When Hulsenberg won her title in 1999, she had to defeat top seed Dede Davidson twice and closed out the win with a very nice 256. The final game of course helped her lock down the top seed. Destiny was on the side of Coburn-Carroll after needing a double and seven in the 10th frame against Dana Miller-Mackie in 1992. There was some good fortune on the side of Coburn-Carroll regarding her final two shots which sealed the title.
Despite a little luck, I’m not sure Hulsenberg would vote to face a champion like Coburn-Carroll in the first round.
Speaking of Davidson, she’s part of an “even” 4/5 matchup with Sandy Postma. Davidson is a nine-time tour champion, while Postma’s resume sits with just one Queens title on her national tour resume. But don’t forget, Postma was the first person to win three USBC Senior Queens titles, which means she’s familiar with the format and understands the big stage.
The same can certainly be said for Davidson, the southpaw, who made two additional Queens telecasts in her career, finishing second and third, respectively. She’s also won a U.S. Women’s Open and Sam’s Town Invitational. What a match.
Another “nightmare matchup” lurks in the 3/6 matchup as 32-time titlist and the PWBA’s all-time winningest player, Lisa Wagner, squares off against 10-time champion Sandra Jo Shiery.
Wagner was the Bowler of the Decade in the 1980s, and had she been in the 80s bracket, you might just crown Wagner now. The real upset is geared toward the fans of the PWBA, considering they only saw Wagner perform on one career Queens telecast. This includes the 80s, when she won 23 titles from 1983-1989. That’s right… 23 titles in seven seasons. Wow!
Despite those accolades, it’s still difficult to lace up against a double-digit title holder, especially one like Shiery in the first round. Ironically, Shiery also is currently up for election in the Michigan Sports Hall of Fame. The vote is open to the public. Feel free to be part of history and vote for Shiery here.
While it’s difficult to compare her to Wagner, it’s important to remember Shiery had her own consistent streak from 1989 to 1996, winning one title in every season except 1990. That’s a pretty good success rate in any decade, especially the 90s, a decade that saw many of the greatest players we know today perform at the highest levels. Shiery was one of the best, which makes her a “nightmare matchup” for Wagner.
The final match of the bracket sees 15-time champion Anne Marie Duggan as the No. 2 seed versus 1993 Queens champion and long-time “voice of the PWBA” Jan Schmidt.
On paper, some might see a hall of famer in Duggan (PWBA and USBC Hall of Fames) against a hall of fame-type broadcaster and not give a Schmidt a fighting chance. If you are thinking this way, don’t worry, we won’t punish you.

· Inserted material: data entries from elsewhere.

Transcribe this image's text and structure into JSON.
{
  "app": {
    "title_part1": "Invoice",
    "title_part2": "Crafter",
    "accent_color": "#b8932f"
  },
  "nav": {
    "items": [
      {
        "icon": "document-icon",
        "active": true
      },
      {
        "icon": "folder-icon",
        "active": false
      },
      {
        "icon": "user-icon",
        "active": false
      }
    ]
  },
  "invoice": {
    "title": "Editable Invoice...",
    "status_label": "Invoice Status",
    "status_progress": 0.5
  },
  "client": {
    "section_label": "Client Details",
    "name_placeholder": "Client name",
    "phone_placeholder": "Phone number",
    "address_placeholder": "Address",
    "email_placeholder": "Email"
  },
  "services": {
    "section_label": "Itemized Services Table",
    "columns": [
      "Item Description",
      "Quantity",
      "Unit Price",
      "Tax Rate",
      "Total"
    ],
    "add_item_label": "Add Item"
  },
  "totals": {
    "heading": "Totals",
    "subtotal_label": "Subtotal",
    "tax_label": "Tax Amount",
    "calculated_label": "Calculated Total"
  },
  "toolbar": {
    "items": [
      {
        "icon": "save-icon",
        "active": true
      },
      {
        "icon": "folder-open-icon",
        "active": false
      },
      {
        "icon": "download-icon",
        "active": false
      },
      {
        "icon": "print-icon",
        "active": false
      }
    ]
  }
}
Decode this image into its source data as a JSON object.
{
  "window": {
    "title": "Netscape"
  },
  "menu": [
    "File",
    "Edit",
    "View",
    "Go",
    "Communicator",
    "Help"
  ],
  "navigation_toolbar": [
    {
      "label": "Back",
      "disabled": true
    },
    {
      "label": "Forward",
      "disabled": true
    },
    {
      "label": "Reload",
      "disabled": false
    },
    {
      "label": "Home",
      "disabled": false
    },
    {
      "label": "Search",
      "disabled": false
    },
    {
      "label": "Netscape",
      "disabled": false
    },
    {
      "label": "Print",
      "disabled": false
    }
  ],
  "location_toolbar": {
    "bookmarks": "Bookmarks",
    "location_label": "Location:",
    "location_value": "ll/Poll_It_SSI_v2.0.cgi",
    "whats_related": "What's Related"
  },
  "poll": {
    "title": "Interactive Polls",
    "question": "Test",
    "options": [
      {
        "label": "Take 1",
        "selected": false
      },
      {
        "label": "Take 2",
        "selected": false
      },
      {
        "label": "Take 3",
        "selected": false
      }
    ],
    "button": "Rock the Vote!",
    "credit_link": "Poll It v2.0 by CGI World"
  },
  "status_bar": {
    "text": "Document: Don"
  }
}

It’s a fact Duggan’s bowling damaged some hearts and hurt feelings in the 90s. Here’s some numbers that would support your theory.
Duggan won 13 of her 15 titles during this decade and was another candidate to be named the best of the 90s. The numbers certainly suggested consideration amongst the likes of Hulsenberg, who won 14 titles in the 90s, and Wendy Macpherson, who captured 13 during this time. The latter of which was deemed the best of the decade by Bowlers Journal International.
However, if there was the perfect “Cinderella” story to make a run through a bracket, it would be Schmidt.
She was the Cinderella story in 1993 after earning the top seed for the finals and only needed to win one match to claim the title. In four previous Queens events, Schmidt had never advanced past qualifying, let alone earn the top seed. In 1993, she qualified 54th. She also had not won a match on TV at the time of the show, entering with a record of 0-3.
And, considering I currently serve as the online “voice of the PWBA” on BowlTV, I must give Schmidt an extra point or two for doing the job both on and off the lanes.
We’ve all seen enough bracket upsets to know the potential of one when we see it. Perhaps it’s not a “nightmare matchup” but it certainly exudes upset potential.
Don’t forget voting is available across the following PWBA social channels… Twitter, Instagram Story and Facebook Story.